* [YOUR TASK] Copy every line below where the string "icon" is found.

* [Component data from apps and pages]
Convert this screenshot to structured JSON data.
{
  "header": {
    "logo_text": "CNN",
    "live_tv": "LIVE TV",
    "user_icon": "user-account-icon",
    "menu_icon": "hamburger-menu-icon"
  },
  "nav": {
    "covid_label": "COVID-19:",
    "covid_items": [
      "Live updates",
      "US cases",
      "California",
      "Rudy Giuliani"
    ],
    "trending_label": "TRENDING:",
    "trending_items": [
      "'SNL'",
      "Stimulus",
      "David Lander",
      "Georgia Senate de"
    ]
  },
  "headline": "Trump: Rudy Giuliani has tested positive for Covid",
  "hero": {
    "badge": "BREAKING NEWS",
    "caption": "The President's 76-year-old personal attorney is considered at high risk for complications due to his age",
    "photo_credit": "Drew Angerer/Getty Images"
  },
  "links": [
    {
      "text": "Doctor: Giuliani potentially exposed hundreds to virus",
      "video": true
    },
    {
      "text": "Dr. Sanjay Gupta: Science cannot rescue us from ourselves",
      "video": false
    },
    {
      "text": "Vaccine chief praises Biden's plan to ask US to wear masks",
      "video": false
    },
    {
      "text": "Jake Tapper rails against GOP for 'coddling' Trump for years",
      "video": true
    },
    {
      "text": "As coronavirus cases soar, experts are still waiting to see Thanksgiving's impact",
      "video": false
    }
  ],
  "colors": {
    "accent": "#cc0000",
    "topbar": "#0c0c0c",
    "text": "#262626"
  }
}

* [RESPONSE]
    "user_icon": "user-account-icon",
    "menu_icon": "hamburger-menu-icon"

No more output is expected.